The report from the city staff was, quite literally, chilling. Tevis Barnes, Culver City’s Housing and Rent Control Manger opened the discussion on Culver City’s application for funds from Project Homekey with the weather report. “This evening and tomorrow there is heavy weather predicted at 40 [degrees and] below. The winter shelter program from Los Angeles County does not have a shelter in [area] five . The nearest shelter is in [area] four, about 11 miles away. There are NO cold weather beds available in five.”
Five is not just the number of the administrative district that includes Culver City. It is also the the daily death count citing the fatalities that result from exposure every 24 hours from people forced to sleep on the streets.
The first item of business for the reorganized Culver City City Council on Dec. 13, 2021 was Action Item #4, The discussion of the Project Homekey Application, to acquire two Culver City motel sites to be converted to 38 supportive housing units and 35 interim housing units.
Dr. Khin Khin Gyi, of the Culver City Committee on Homeless. spoke from the virtual podium to support the proposal, noting that the annual homeless count showed an increase in homelessness in the the city. “We have two motels that have been throughly studied for the project. I urge the council to apply.”
Barnes also offered, “No degree of outreach or data tracking will help us solve homelessness.

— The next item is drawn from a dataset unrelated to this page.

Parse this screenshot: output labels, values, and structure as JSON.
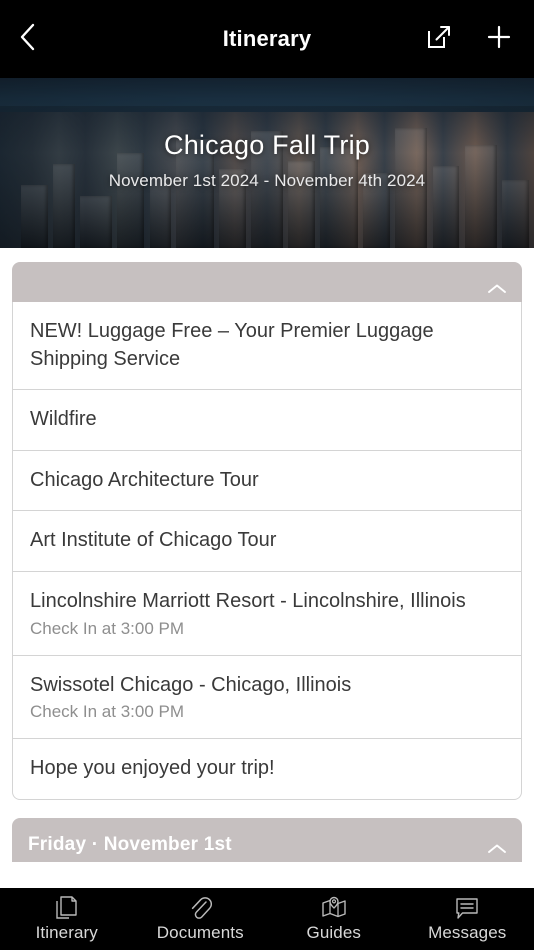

The only thing that will help is the creation of housing.”
Mark Lipman, also a member of the city committee on homelessness, emphasized from the audience that “Every single time a police budget item comes up on the agenda, I hear ‘if it saves one life, it is money well spent.’ This also applies to homelessness; if it saves one life, it is money well spent.”
City Manager John Nachbar stated “The key question facing the council is whether or not the council is willing to underwrite the [required] five years of operating costs at $4.9 million. We have identified some areas where we can offset the costs… It does not make sense for us to apply for the funds for Project Homekey without a guarantee that the city will have the operating funds [to maintain the program.]”

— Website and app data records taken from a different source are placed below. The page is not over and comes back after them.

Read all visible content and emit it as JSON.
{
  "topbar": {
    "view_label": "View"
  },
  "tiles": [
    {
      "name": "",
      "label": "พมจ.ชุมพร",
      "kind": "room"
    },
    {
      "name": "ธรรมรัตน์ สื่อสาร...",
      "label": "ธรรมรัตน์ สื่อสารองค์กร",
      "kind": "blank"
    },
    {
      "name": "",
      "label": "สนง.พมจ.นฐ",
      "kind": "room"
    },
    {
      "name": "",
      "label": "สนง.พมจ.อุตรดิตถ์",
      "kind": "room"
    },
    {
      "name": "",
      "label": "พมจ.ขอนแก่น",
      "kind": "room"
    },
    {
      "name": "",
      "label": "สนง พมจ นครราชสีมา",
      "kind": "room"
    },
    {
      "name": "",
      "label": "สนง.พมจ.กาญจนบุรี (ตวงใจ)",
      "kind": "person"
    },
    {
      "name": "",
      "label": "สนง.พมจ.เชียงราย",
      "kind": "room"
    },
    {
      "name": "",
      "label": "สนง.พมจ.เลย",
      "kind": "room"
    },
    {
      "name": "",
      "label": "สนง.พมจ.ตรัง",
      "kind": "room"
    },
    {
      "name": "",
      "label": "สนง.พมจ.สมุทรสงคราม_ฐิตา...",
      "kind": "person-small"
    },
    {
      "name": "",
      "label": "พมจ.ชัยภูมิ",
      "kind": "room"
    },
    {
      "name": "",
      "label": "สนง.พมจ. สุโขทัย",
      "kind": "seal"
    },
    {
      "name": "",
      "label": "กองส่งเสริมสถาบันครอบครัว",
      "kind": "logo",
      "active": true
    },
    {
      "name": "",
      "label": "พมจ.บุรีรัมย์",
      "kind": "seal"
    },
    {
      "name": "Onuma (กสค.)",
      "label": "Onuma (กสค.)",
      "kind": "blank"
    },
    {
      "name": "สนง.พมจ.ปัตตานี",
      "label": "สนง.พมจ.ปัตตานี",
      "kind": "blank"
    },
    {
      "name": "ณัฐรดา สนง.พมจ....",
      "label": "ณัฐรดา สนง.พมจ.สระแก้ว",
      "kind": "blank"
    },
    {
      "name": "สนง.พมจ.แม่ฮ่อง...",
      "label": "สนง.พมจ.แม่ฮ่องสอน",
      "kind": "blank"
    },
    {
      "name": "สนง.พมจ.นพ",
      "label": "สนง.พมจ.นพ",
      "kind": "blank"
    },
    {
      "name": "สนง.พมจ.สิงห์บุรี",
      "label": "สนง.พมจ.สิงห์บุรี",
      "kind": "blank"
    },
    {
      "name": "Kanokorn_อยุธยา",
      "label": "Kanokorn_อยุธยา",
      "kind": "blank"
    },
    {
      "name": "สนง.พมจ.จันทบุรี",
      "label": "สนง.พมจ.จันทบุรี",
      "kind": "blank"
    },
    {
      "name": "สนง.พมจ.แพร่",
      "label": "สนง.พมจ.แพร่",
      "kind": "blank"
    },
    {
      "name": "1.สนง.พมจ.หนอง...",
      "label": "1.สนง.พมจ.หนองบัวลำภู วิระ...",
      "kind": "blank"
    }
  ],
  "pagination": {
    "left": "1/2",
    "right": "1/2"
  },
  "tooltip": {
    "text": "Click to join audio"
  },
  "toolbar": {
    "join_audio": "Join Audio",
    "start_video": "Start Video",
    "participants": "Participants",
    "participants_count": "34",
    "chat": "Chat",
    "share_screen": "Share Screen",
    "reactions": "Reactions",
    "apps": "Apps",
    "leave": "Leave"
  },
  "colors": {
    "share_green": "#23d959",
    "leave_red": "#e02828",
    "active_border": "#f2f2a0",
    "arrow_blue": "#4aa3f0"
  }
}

In his remarks, Council member Alex Fisch offered “I don’t think we will come up short. [Funding from Measure H is available] and I think the County will support this. I also think this is a once- in- multiple-generations opportunity…that will be of tremendous benefit to future city councils. I’m also confident that there are additional private partners out there who have not had an opportunity to make good on their statements of continuing types of support fro the city.”
Newly seated Mayor Dr. Daniel Lee focused on the balance for residents. “We do have two very strong factions in the city who are concerned about homelessness in the city. There are a number of people who don’t want to see unhoused people around them – there are other people who are more concerned about the unhoused people themselves…This could potentially solve both of these groups of people’s concerns…Since this is adaptive reuse, similar to Upward Bound House, [a shelter for families located on Washington Boulevard] the city has experience with that.”
Because of the requirement that a dollar amount be attached to funding, Nachbar noted that there may be a need to bring it back for support with a budget item in January. Both Barnes and City Attorney Heather Baker agreed that exact figures could be added in once the numbers were finalized.
The motion passed with 4 ayes and one no, Council member Eriksson being the sole dissent.
Future probability for supportive and interim housing got a little bit warmer.